Provided records
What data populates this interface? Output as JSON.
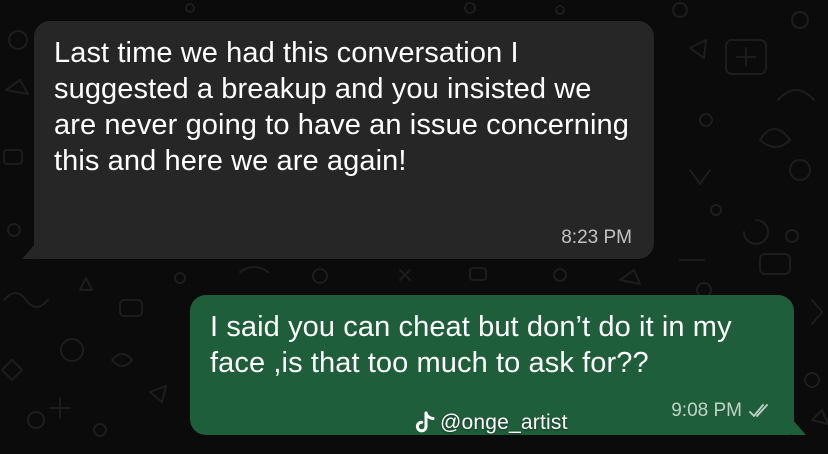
{
  "chat": {
    "messages": [
      {
        "direction": "incoming",
        "text": "Last time we had this conversation I suggested a breakup and you insisted we are never going to have an issue concerning this and here we are again!",
        "time": "8:23 PM"
      },
      {
        "direction": "outgoing",
        "text": "I said you can cheat but don’t do it in my face ,is that too much to ask for??",
        "time": "9:08 PM",
        "status_icon": "double-check-icon"
      }
    ]
  },
  "watermark": {
    "icon": "tiktok-icon",
    "handle": "@onge_artist"
  },
  "colors": {
    "background": "#0b0b0b",
    "incoming_bubble": "#262626",
    "outgoing_bubble": "#1f5e3b",
    "text": "#ffffff",
    "meta_text": "#b8b8b8"
  }
}
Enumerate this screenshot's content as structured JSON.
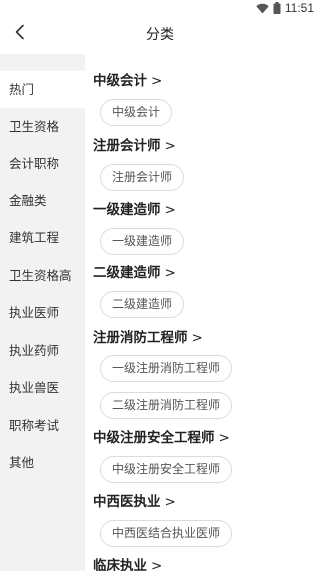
{
  "status_bar": {
    "time": "11:51",
    "wifi_icon": "wifi-icon",
    "battery_icon": "battery-icon"
  },
  "header": {
    "title": "分类",
    "back_icon": "chevron-left-icon"
  },
  "sidebar": {
    "items": [
      {
        "label": "热门",
        "active": true
      },
      {
        "label": "卫生资格"
      },
      {
        "label": "会计职称"
      },
      {
        "label": "金融类"
      },
      {
        "label": "建筑工程"
      },
      {
        "label": "卫生资格高"
      },
      {
        "label": "执业医师"
      },
      {
        "label": "执业药师"
      },
      {
        "label": "执业兽医"
      },
      {
        "label": "职称考试"
      },
      {
        "label": "其他"
      }
    ]
  },
  "sections": [
    {
      "title": "中级会计",
      "chevron": ">",
      "chips": [
        "中级会计"
      ]
    },
    {
      "title": "注册会计师",
      "chevron": ">",
      "chips": [
        "注册会计师"
      ]
    },
    {
      "title": "一级建造师",
      "chevron": ">",
      "chips": [
        "一级建造师"
      ]
    },
    {
      "title": "二级建造师",
      "chevron": ">",
      "chips": [
        "二级建造师"
      ]
    },
    {
      "title": "注册消防工程师",
      "chevron": ">",
      "chips": [
        "一级注册消防工程师",
        "二级注册消防工程师"
      ]
    },
    {
      "title": "中级注册安全工程师",
      "chevron": ">",
      "chips": [
        "中级注册安全工程师"
      ]
    },
    {
      "title": "中西医执业",
      "chevron": ">",
      "chips": [
        "中西医结合执业医师"
      ]
    },
    {
      "title": "临床执业",
      "chevron": ">",
      "chips": []
    }
  ]
}
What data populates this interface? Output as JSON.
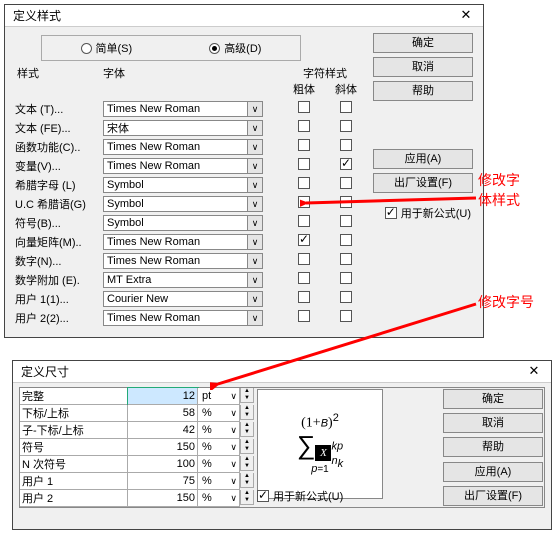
{
  "annotations": {
    "modify_style": "修改字\n体样式",
    "modify_size": "修改字号"
  },
  "close_glyph": "✕",
  "dropdown_glyph": "∨",
  "dialog1": {
    "title": "定义样式",
    "radios": {
      "simple": "简单(S)",
      "advanced": "高级(D)"
    },
    "col_style": "样式",
    "col_font": "字体",
    "col_css": "字符样式",
    "sub_bold": "粗体",
    "sub_italic": "斜体",
    "rows": [
      {
        "label": "文本 (T)...",
        "font": "Times New Roman",
        "bold": false,
        "italic": false
      },
      {
        "label": "文本 (FE)...",
        "font": "宋体",
        "bold": false,
        "italic": false
      },
      {
        "label": "函数功能(C)..",
        "font": "Times New Roman",
        "bold": false,
        "italic": false
      },
      {
        "label": "变量(V)...",
        "font": "Times New Roman",
        "bold": false,
        "italic": true
      },
      {
        "label": "希腊字母 (L)",
        "font": "Symbol",
        "bold": false,
        "italic": false
      },
      {
        "label": "U.C 希腊语(G)",
        "font": "Symbol",
        "bold": false,
        "italic": false
      },
      {
        "label": "符号(B)...",
        "font": "Symbol",
        "bold": false,
        "italic": false
      },
      {
        "label": "向量矩阵(M)..",
        "font": "Times New Roman",
        "bold": true,
        "italic": false
      },
      {
        "label": "数字(N)...",
        "font": "Times New Roman",
        "bold": false,
        "italic": false
      },
      {
        "label": "数学附加 (E).",
        "font": "MT Extra",
        "bold": false,
        "italic": false
      },
      {
        "label": "用户 1(1)...",
        "font": "Courier New",
        "bold": false,
        "italic": false
      },
      {
        "label": "用户 2(2)...",
        "font": "Times New Roman",
        "bold": false,
        "italic": false
      }
    ],
    "buttons": {
      "ok": "确定",
      "cancel": "取消",
      "help": "帮助",
      "apply": "应用(A)",
      "factory": "出厂设置(F)"
    },
    "use_new": "用于新公式(U)"
  },
  "dialog2": {
    "title": "定义尺寸",
    "rows": [
      {
        "label": "完整",
        "value": "12",
        "unit": "pt",
        "highlight": true
      },
      {
        "label": "下标/上标",
        "value": "58",
        "unit": "%",
        "highlight": false
      },
      {
        "label": "子-下标/上标",
        "value": "42",
        "unit": "%",
        "highlight": false
      },
      {
        "label": "符号",
        "value": "150",
        "unit": "%",
        "highlight": false
      },
      {
        "label": "N 次符号",
        "value": "100",
        "unit": "%",
        "highlight": false
      },
      {
        "label": "用户 1",
        "value": "75",
        "unit": "%",
        "highlight": false
      },
      {
        "label": "用户 2",
        "value": "150",
        "unit": "%",
        "highlight": false
      }
    ],
    "buttons": {
      "ok": "确定",
      "cancel": "取消",
      "help": "帮助",
      "apply": "应用(A)",
      "factory": "出厂设置(F)"
    },
    "use_new": "用于新公式(U)",
    "preview_formula": "(1+B)² Σ X kp / p=1 n_k"
  }
}
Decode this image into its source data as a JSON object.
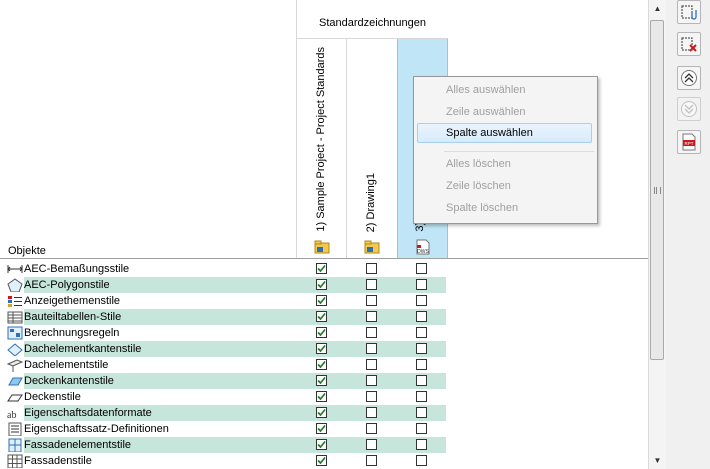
{
  "grid": {
    "objects_header": "Objekte",
    "column_group_title": "Standardzeichnungen",
    "columns": [
      {
        "label": "1) Sample Project - Project Standards",
        "icon": "project-folder-icon"
      },
      {
        "label": "2) Drawing1",
        "icon": "drawing-folder-icon"
      },
      {
        "label": "3) ...ds",
        "icon": "dws-file-icon",
        "icon_text": "DWS"
      }
    ],
    "rows": [
      {
        "label": "AEC-Bemaßungsstile",
        "icon": "dimension-style-icon",
        "checks": [
          true,
          false,
          false
        ],
        "highlight": false
      },
      {
        "label": "AEC-Polygonstile",
        "icon": "polygon-style-icon",
        "checks": [
          true,
          false,
          false
        ],
        "highlight": true
      },
      {
        "label": "Anzeigethemenstile",
        "icon": "display-theme-icon",
        "checks": [
          true,
          false,
          false
        ],
        "highlight": false
      },
      {
        "label": "Bauteiltabellen-Stile",
        "icon": "schedule-table-icon",
        "checks": [
          true,
          false,
          false
        ],
        "highlight": true
      },
      {
        "label": "Berechnungsregeln",
        "icon": "calculation-rules-icon",
        "checks": [
          true,
          false,
          false
        ],
        "highlight": false
      },
      {
        "label": "Dachelementkantenstile",
        "icon": "roof-slab-edge-icon",
        "checks": [
          true,
          false,
          false
        ],
        "highlight": true
      },
      {
        "label": "Dachelementstile",
        "icon": "roof-slab-icon",
        "checks": [
          true,
          false,
          false
        ],
        "highlight": false
      },
      {
        "label": "Deckenkantenstile",
        "icon": "slab-edge-icon",
        "checks": [
          true,
          false,
          false
        ],
        "highlight": true
      },
      {
        "label": "Deckenstile",
        "icon": "slab-style-icon",
        "checks": [
          true,
          false,
          false
        ],
        "highlight": false
      },
      {
        "label": "Eigenschaftsdatenformate",
        "icon": "property-format-icon",
        "checks": [
          true,
          false,
          false
        ],
        "highlight": true
      },
      {
        "label": "Eigenschaftssatz-Definitionen",
        "icon": "property-set-icon",
        "checks": [
          true,
          false,
          false
        ],
        "highlight": false
      },
      {
        "label": "Fassadenelementstile",
        "icon": "curtain-wall-unit-icon",
        "checks": [
          true,
          false,
          false
        ],
        "highlight": true
      },
      {
        "label": "Fassadenstile",
        "icon": "curtain-wall-icon",
        "checks": [
          true,
          false,
          false
        ],
        "highlight": false
      }
    ]
  },
  "context_menu": {
    "items": [
      {
        "label": "Alles auswählen",
        "enabled": false
      },
      {
        "label": "Zeile auswählen",
        "enabled": false
      },
      {
        "label": "Spalte auswählen",
        "enabled": true,
        "hovered": true
      },
      {
        "label": "Alles löschen",
        "enabled": false
      },
      {
        "label": "Zeile löschen",
        "enabled": false
      },
      {
        "label": "Spalte löschen",
        "enabled": false
      }
    ]
  },
  "toolbar": {
    "buttons": [
      {
        "name": "attach-standards-button",
        "icon": "attach-drawing-icon"
      },
      {
        "name": "remove-standards-button",
        "icon": "remove-drawing-icon"
      },
      {
        "name": "move-up-button",
        "icon": "move-up-icon"
      },
      {
        "name": "move-down-button",
        "icon": "move-down-icon"
      },
      {
        "name": "report-button",
        "icon": "report-file-icon",
        "icon_text": "RPT"
      }
    ]
  },
  "colors": {
    "highlight_row": "#c6e6dc",
    "selected_column": "#bfe5f6",
    "menu_hover": "#d7ebfb",
    "report_icon": "#c8191e"
  }
}
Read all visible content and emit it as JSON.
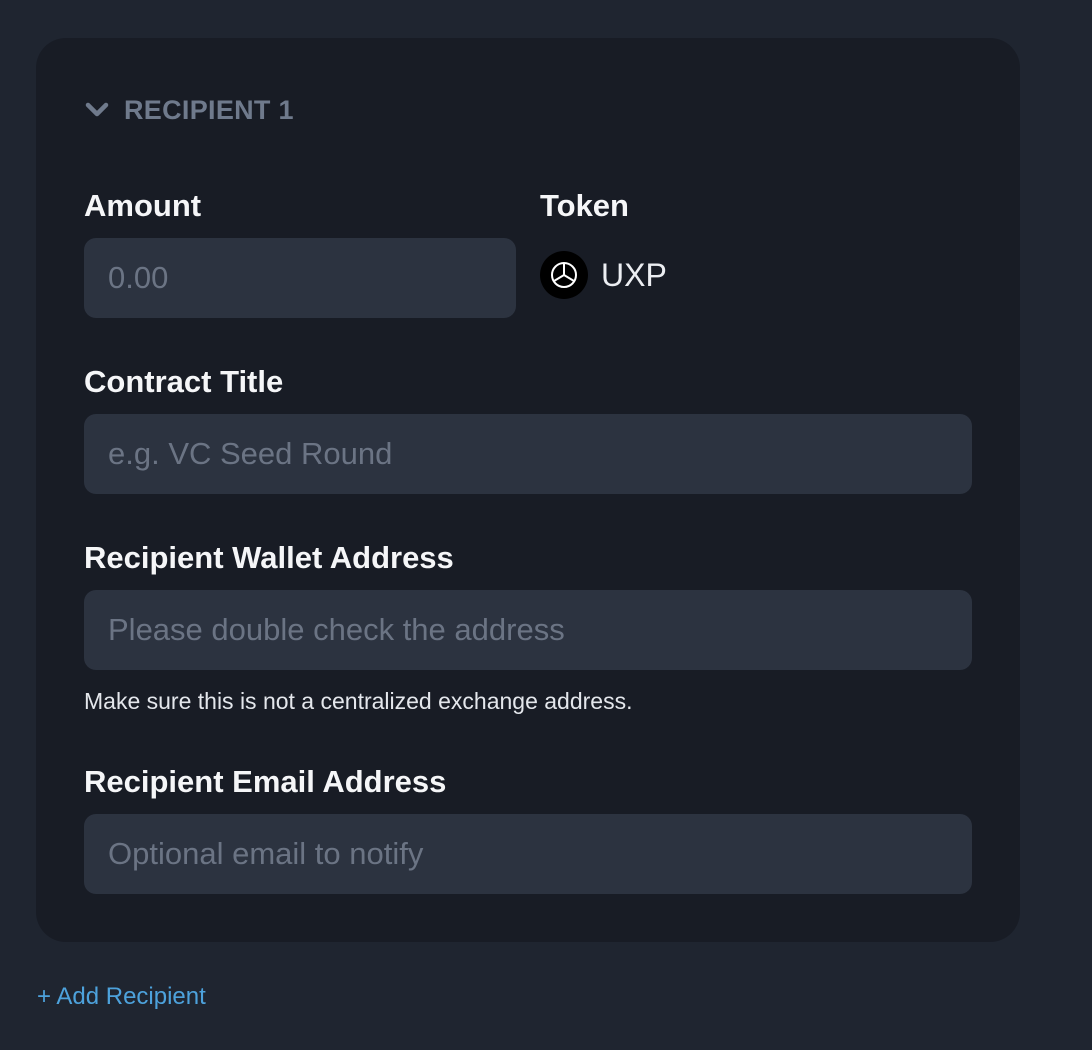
{
  "recipient_section": {
    "title": "RECIPIENT 1",
    "collapse_icon": "chevron-down-icon"
  },
  "amount": {
    "label": "Amount",
    "placeholder": "0.00",
    "value": ""
  },
  "token": {
    "label": "Token",
    "name": "UXP",
    "icon": "uxp-token-icon"
  },
  "contract_title": {
    "label": "Contract Title",
    "placeholder": "e.g. VC Seed Round",
    "value": ""
  },
  "wallet_address": {
    "label": "Recipient Wallet Address",
    "placeholder": "Please double check the address",
    "value": "",
    "helper": "Make sure this is not a centralized exchange address."
  },
  "email_address": {
    "label": "Recipient Email Address",
    "placeholder": "Optional email to notify",
    "value": ""
  },
  "add_recipient": {
    "label": "+ Add Recipient"
  },
  "colors": {
    "background": "#1f2530",
    "card": "#181c25",
    "input": "#2c3340",
    "link": "#4da2dc",
    "muted": "#6f7a8c"
  }
}
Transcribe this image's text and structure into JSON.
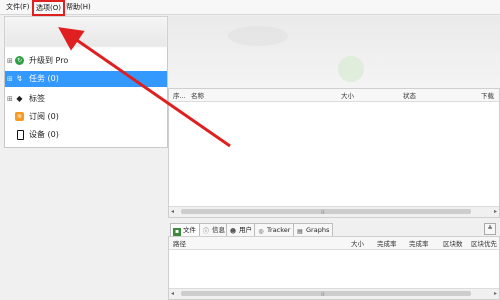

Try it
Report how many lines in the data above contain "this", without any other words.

Answer below
7